When to begin screenings
If you have questions about getting screened for colorectal cancer, or if you're concerned about symptoms you are having, contact your health care provider.
- The general recommendation is to begin screening at age 50.
- African-Americans, who have a higher risk for colorectal cancer than other ethnic groups, should begin screening at age 45.
- Anyone with a blood relative who had colorectal, ovarian or uterine cancer has an increased risk for colorectal cancer. Screening should begin 10 years before the age at which his or her family member was diagnosed, or at age 40, whichever comes first. If you have questions or concerns about the genetics (hereditary factors) of colorectal cancer, you may want to talk with a genetics counselor.
- If you have other risk factors, such as inflammatory bowel diseases, Crohn's disease or ulcerative colitis, or a history of colorectal polyps, talk with your health care provider about when to get screened.
- Colorectal cancer often has no symptoms. But any unusual bowel or abdominal symptoms should be evaluated by your health care provider, and screening might be recommended.
Talk with your health care provider about the best choice for you:
- Colonoscopy – A colonoscope, a long, slender, flexible tube with a lighted end, is inserted into the colon through the rectum. This allows the physician to look at the entire colon and to snip polyps or tissue for biopsies if anything looks suspicious. Colonoscopy is the most accurate and complete of the screening test options, and is performed with the patient under mild sedation.
- Stool blood test – A sample of stool, often gathered with a "fecal occult blood testing" kit, is tested for any traces of blood.
- Flexible sigmoidoscopy – A sigmoidoscope, a slender, flexible tube with a lighted end, is inserted into the colon through the rectum. It allows the physician to look for blood and/or polyps in the lower portion of the colon. Polyps or suspicious tissue can be snipped for biopsy.

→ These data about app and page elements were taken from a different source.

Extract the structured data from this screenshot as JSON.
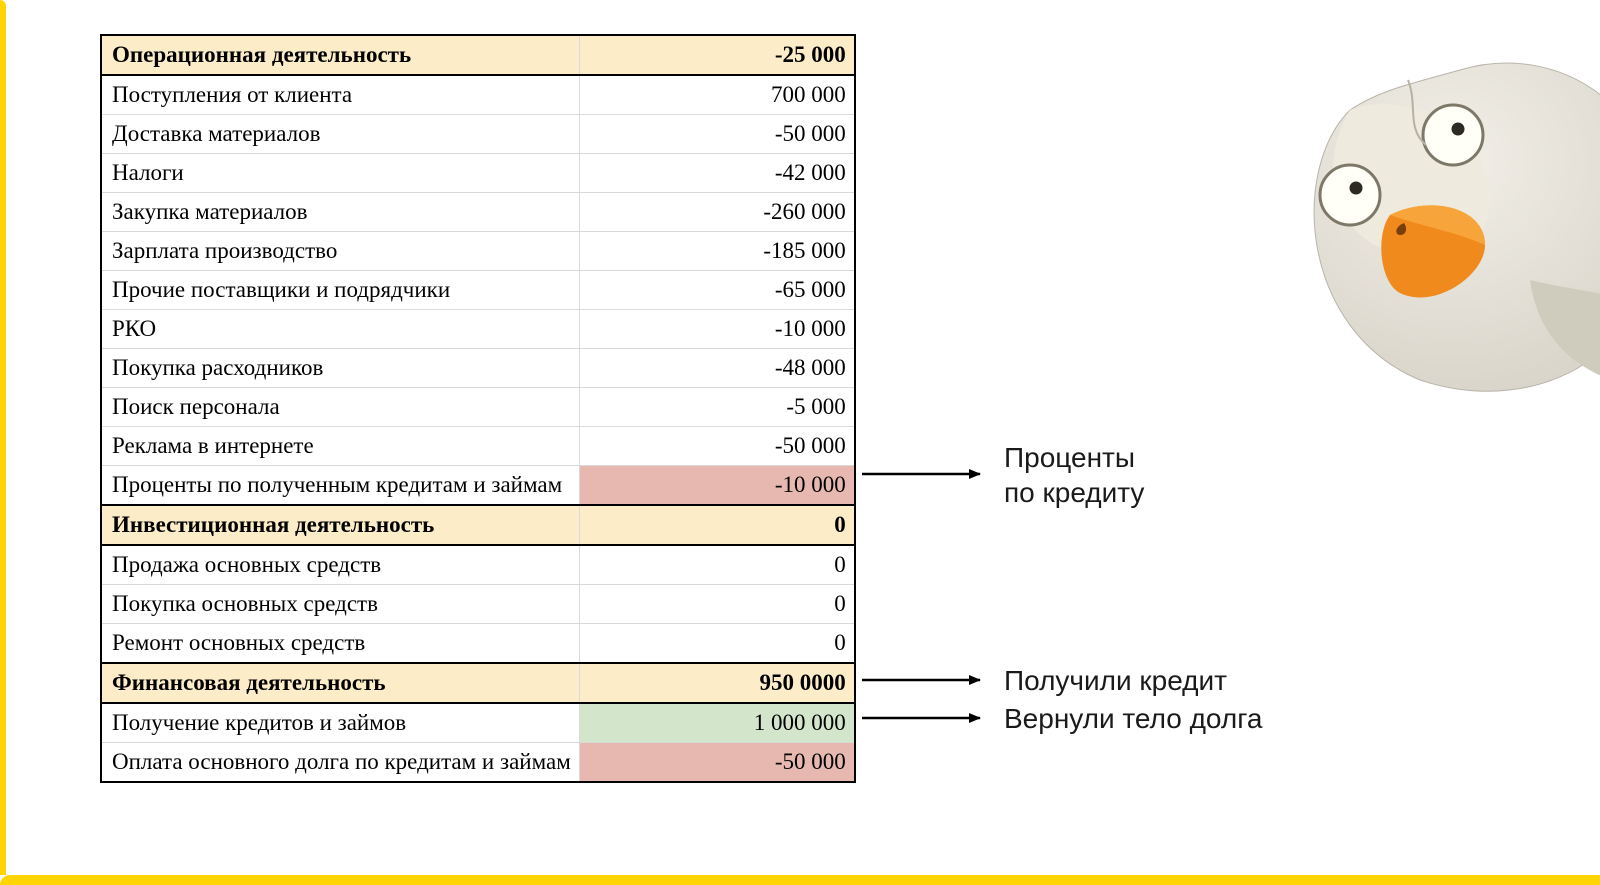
{
  "colors": {
    "section_bg": "#fdecc8",
    "highlight_red": "#e7b8b0",
    "highlight_green": "#d3e6cb",
    "accent_yellow": "#ffd400"
  },
  "table": {
    "sections": [
      {
        "title": "Операционная деятельность",
        "total": "-25 000",
        "rows": [
          {
            "label": "Поступления от клиента",
            "value": "700 000"
          },
          {
            "label": "Доставка материалов",
            "value": "-50 000"
          },
          {
            "label": "Налоги",
            "value": "-42 000"
          },
          {
            "label": "Закупка материалов",
            "value": "-260 000"
          },
          {
            "label": "Зарплата производство",
            "value": "-185 000"
          },
          {
            "label": "Прочие поставщики и подрядчики",
            "value": "-65 000"
          },
          {
            "label": "РКО",
            "value": "-10 000"
          },
          {
            "label": "Покупка расходников",
            "value": "-48 000"
          },
          {
            "label": "Поиск персонала",
            "value": "-5 000"
          },
          {
            "label": "Реклама в интернете",
            "value": "-50 000"
          },
          {
            "label": "Проценты по полученным кредитам и займам",
            "value": "-10 000",
            "value_highlight": "red"
          }
        ]
      },
      {
        "title": "Инвестиционная деятельность",
        "total": "0",
        "rows": [
          {
            "label": "Продажа основных средств",
            "value": "0"
          },
          {
            "label": "Покупка основных средств",
            "value": "0"
          },
          {
            "label": "Ремонт основных средств",
            "value": "0"
          }
        ]
      },
      {
        "title": "Финансовая деятельность",
        "total": "950 0000",
        "rows": [
          {
            "label": "Получение кредитов и займов",
            "value": "1 000 000",
            "value_highlight": "green"
          },
          {
            "label": "Оплата основного долга по кредитам и займам",
            "value": "-50 000",
            "value_highlight": "red"
          }
        ]
      }
    ]
  },
  "annotations": [
    {
      "id": "interest",
      "text_lines": [
        "Проценты",
        "по кредиту"
      ]
    },
    {
      "id": "got-loan",
      "text_lines": [
        "Получили кредит"
      ]
    },
    {
      "id": "paid-body",
      "text_lines": [
        "Вернули тело долга"
      ]
    }
  ]
}
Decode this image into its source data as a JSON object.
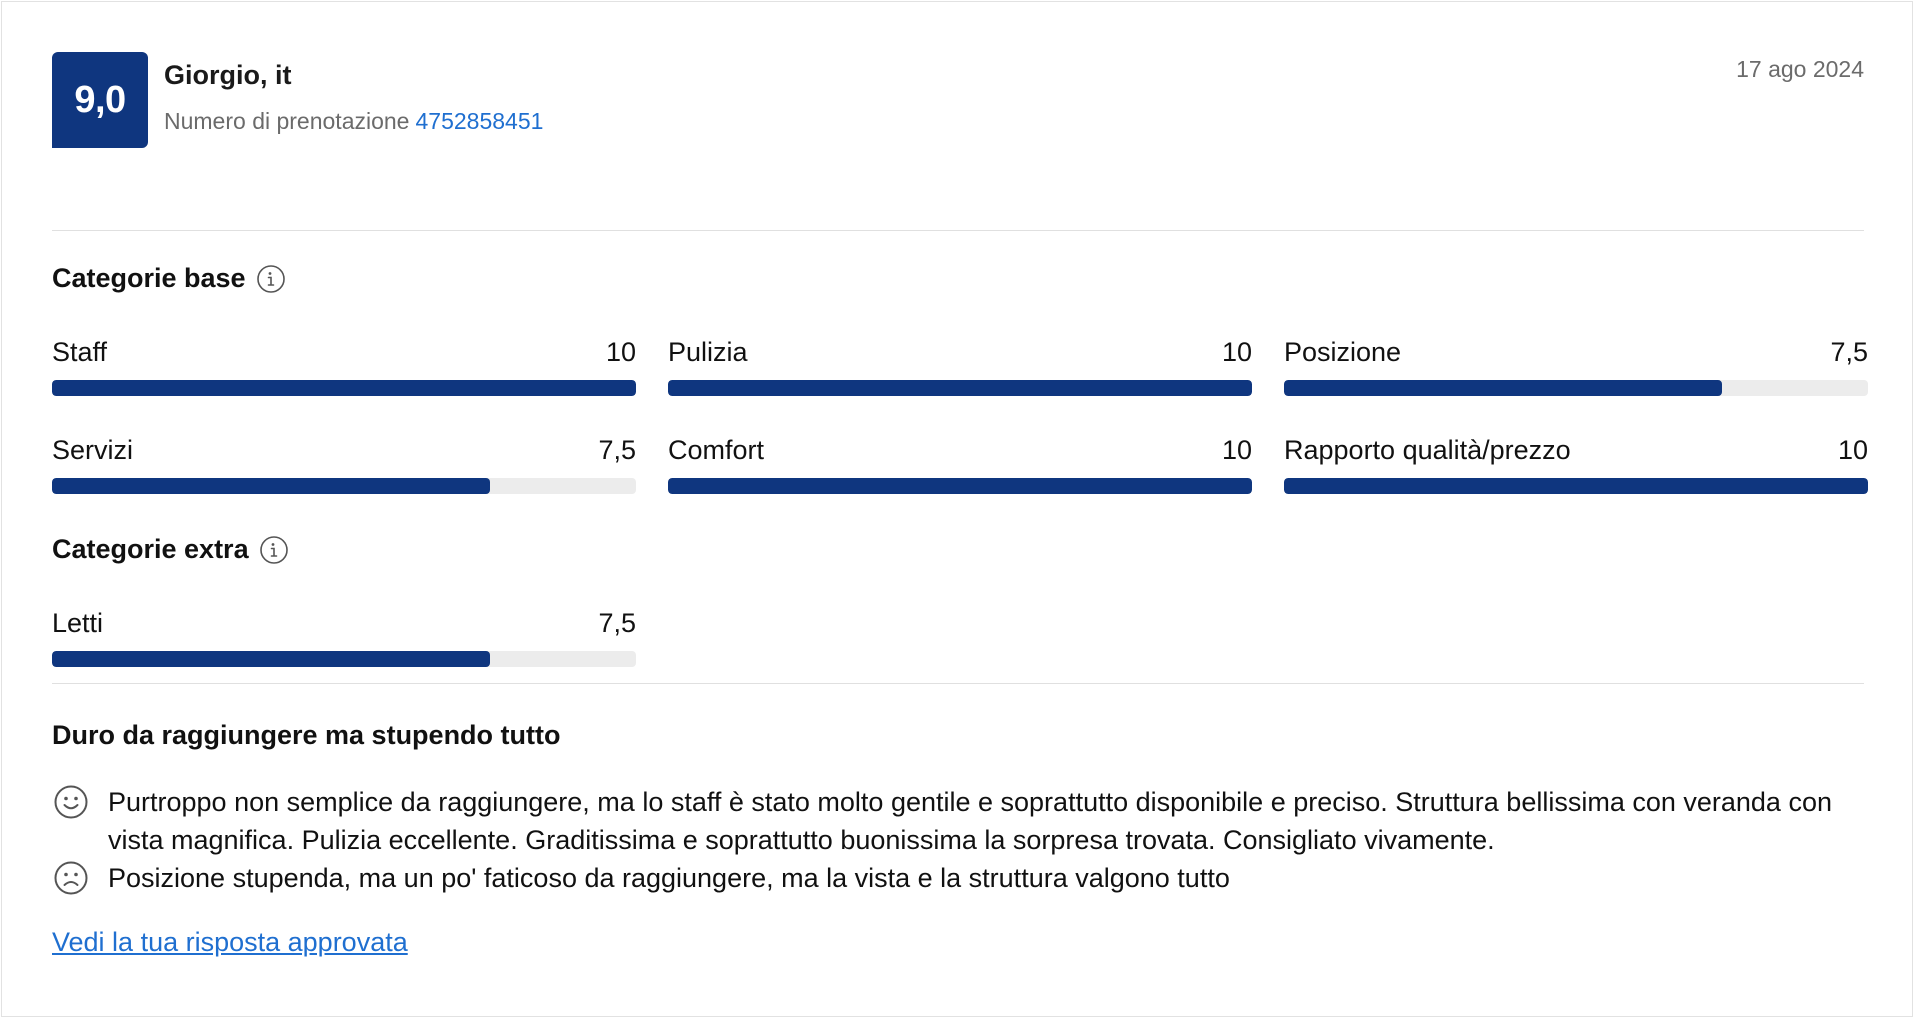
{
  "header": {
    "score": "9,0",
    "reviewer": "Giorgio, it",
    "booking_label": "Numero di prenotazione",
    "booking_number": "4752858451",
    "date": "17 ago 2024"
  },
  "base_section": {
    "title": "Categorie base",
    "categories": [
      {
        "label": "Staff",
        "score": "10",
        "value": 10
      },
      {
        "label": "Pulizia",
        "score": "10",
        "value": 10
      },
      {
        "label": "Posizione",
        "score": "7,5",
        "value": 7.5
      },
      {
        "label": "Servizi",
        "score": "7,5",
        "value": 7.5
      },
      {
        "label": "Comfort",
        "score": "10",
        "value": 10
      },
      {
        "label": "Rapporto qualità/prezzo",
        "score": "10",
        "value": 10
      }
    ]
  },
  "extra_section": {
    "title": "Categorie extra",
    "categories": [
      {
        "label": "Letti",
        "score": "7,5",
        "value": 7.5
      }
    ]
  },
  "review": {
    "title": "Duro da raggiungere ma stupendo tutto",
    "positive_icon": "smile-icon",
    "positive": "Purtroppo non semplice da raggiungere, ma lo staff è stato molto gentile e soprattutto disponibile e preciso. Struttura bellissima con veranda con vista magnifica. Pulizia eccellente. Graditissima e soprattutto buonissima la sorpresa trovata. Consigliato vivamente.",
    "negative_icon": "frown-icon",
    "negative": "Posizione stupenda, ma un po' faticoso da raggiungere, ma la vista e la struttura valgono tutto",
    "response_link": "Vedi la tua risposta approvata"
  },
  "colors": {
    "brand": "#0f367f",
    "link": "#1f6fd0",
    "bar_track": "#ececec"
  },
  "scale_max": 10
}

- Double contrast barium enema – A chalky liquid and air are pumped into the colon through the rectum, which makes the colon expand and allows clear X-rays to be taken.
- CT colonography (computed tomographic colonography, also know as "virtual" colonoscopy) – Air is pumped into the colon through the rectum and a special CT scan of the expanded colon is taken. This is a new test, still under study for its effectiveness.
Recommended screening schedule
If you have significant risk factors for colorectal cancer, ask your health care provider for a recommended screening schedule.
If you don't have significant risk factors, your health care provider may recommend one of the following:
- Colonoscopy every 10 years
- Yearly stool blood test
- Flexible sigmoidoscopy every five years
- Yearly stool blood test plus a flexible sigmoidoscopy every five years
- Double contrast barium enema every five years
If polyps are found
Polyps found during colonoscopy or sigmoidoscopy can usually be removed and sent for laboratory analysis to determine their type. Your recommended schedule of screenings will depend on the type, number and size of the polyps, your family history and any other risk factors.
If your screening does find cancer, please feel free to call our Oncology Nurse Navigators at 1-877-777-0112. They can answer your questions, help you find a cancer specialist, and guide you through your treatment.